The teachers union contract prohibits principals from asking classroom teachers to supervise recess, which is now mandatory for Chicago elementary schools despite the fact that a quarter of them do not have playgrounds and cold weather often requires staying indoors. The situation has left numerous principals asking other staff members to step in—including counselors with overbooked caseloads—or scrambling to hire outside contractors to supervise what in the winter often becomes indoor socialization, typically with students sitting in an auditorium.
At William P. Gray Elementary, a school that experienced $1 million in budget cuts this year, Principal Sandra Carlson said she had to find $95,000 this year for a contractor to supervise recess.
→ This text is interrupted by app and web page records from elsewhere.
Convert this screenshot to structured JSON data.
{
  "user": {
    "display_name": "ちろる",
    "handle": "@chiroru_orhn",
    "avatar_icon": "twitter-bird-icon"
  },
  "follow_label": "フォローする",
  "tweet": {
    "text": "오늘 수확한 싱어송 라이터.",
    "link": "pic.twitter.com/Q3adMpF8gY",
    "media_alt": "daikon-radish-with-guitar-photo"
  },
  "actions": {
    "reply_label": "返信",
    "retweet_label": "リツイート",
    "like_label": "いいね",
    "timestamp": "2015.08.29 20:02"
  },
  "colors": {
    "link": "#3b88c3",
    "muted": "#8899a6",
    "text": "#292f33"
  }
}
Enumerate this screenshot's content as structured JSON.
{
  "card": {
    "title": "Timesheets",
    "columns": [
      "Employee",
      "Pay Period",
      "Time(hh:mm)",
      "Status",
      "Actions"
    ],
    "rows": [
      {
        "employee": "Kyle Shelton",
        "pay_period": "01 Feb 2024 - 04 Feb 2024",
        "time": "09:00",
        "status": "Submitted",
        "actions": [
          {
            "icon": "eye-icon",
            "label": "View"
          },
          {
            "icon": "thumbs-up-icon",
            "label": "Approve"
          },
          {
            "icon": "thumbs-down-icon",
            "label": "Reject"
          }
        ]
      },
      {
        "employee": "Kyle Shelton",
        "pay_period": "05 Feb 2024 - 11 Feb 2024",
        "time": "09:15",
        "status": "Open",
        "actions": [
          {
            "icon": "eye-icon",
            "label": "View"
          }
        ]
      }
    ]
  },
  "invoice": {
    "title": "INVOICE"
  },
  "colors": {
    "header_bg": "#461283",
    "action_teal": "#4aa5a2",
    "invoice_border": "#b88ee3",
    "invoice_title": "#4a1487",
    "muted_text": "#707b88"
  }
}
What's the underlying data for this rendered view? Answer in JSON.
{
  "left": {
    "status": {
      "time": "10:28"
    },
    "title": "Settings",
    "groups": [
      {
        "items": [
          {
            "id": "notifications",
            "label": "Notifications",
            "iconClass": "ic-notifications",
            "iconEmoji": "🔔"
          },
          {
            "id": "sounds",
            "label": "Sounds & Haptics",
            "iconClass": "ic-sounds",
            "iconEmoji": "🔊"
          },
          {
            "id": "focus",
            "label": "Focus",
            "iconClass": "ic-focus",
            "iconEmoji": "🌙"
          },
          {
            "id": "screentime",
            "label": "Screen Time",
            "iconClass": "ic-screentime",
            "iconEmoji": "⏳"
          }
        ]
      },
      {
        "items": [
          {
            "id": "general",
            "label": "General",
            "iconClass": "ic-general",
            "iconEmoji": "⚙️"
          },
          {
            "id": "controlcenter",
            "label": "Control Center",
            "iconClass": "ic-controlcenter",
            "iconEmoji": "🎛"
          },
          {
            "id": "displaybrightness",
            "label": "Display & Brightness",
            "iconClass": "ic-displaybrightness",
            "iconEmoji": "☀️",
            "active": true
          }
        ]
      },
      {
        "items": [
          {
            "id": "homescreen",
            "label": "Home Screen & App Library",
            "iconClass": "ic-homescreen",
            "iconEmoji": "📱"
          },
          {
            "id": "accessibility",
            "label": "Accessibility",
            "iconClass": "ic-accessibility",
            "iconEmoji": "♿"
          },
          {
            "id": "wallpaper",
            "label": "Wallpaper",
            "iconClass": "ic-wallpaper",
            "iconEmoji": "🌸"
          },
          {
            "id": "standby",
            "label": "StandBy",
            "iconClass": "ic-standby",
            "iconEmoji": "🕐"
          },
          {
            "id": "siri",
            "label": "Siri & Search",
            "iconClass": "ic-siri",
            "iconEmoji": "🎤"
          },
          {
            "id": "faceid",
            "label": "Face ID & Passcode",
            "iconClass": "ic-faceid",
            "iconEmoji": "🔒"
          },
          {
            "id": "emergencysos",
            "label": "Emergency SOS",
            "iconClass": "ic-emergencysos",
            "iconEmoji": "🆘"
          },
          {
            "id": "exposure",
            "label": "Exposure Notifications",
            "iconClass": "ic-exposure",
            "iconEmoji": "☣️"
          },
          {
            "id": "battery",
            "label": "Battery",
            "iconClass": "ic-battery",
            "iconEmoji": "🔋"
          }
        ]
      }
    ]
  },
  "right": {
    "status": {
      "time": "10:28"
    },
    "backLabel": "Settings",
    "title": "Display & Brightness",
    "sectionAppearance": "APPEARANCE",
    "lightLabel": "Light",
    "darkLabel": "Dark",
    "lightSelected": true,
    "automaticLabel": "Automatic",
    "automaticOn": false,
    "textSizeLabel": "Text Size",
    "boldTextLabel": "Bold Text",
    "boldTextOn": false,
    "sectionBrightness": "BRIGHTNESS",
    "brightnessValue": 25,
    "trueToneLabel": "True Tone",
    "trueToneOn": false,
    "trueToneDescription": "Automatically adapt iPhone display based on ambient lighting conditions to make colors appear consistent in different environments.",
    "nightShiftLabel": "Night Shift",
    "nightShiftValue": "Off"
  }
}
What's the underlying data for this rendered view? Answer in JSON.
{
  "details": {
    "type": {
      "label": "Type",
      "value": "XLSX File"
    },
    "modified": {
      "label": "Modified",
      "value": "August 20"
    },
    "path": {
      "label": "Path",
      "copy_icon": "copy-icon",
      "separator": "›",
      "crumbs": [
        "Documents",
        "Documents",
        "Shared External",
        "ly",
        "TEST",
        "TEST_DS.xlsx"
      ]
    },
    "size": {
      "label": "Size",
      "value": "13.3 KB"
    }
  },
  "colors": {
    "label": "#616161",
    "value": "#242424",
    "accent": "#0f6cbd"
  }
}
She has not had luck using parents for the job, but that strategy is working at Henry for Gutierrez, who pays three mothers a total of $21,000 for the year.
It's too soon to say whether the longer day has affected student achievement in Chicago. City and school officials have brought it up while discussing improved attendance and graduation rates and a decline in the city's murder rate last year, as well as in highlighting the positives in mixed test results.
The community groups that organized around the longer day last spring turned their attention to opposing plans for dozens of school closures. Fifty buildings, primarily in crime-ridden areas, were shuttered amid massive protests. Students were relocated to other schools, often still in their neighborhoods but not as close to home as before.
That also had implications related to the longer day: Since busing is only provided at the end of regular school hours, students must choose between after-school activities or finding their own way home. And with school dismissing later, after-school activities often run until after dark.
"A lot of them are walking home, which is very dangerous," says Jeanette Taylor, a mother who chairs the local school council at Irvin C. Mollison Elementary, which absorbed students from Anthony Overton Elementary when it closed.
Akilra Roberts, 12, has to miss cheerleading practice most days at Mollison because her grandmother, Irene Robinson, has no one to pick her up and won't let her walk the mile alone. Robinson says her granddaughter’s behavior is deteriorating as she is losing the thing she cares most about school.
Jadine Chou, the school system's security chief, has a staff that works with students and families to develop individual safety plans outlining transportation specifics, whether getting a ride from another student’s parent or traveling in a group.
"The longer school day has helped us in keeping our children in schools," she says. "We believe strongly it has been a safe haven for kids in our city."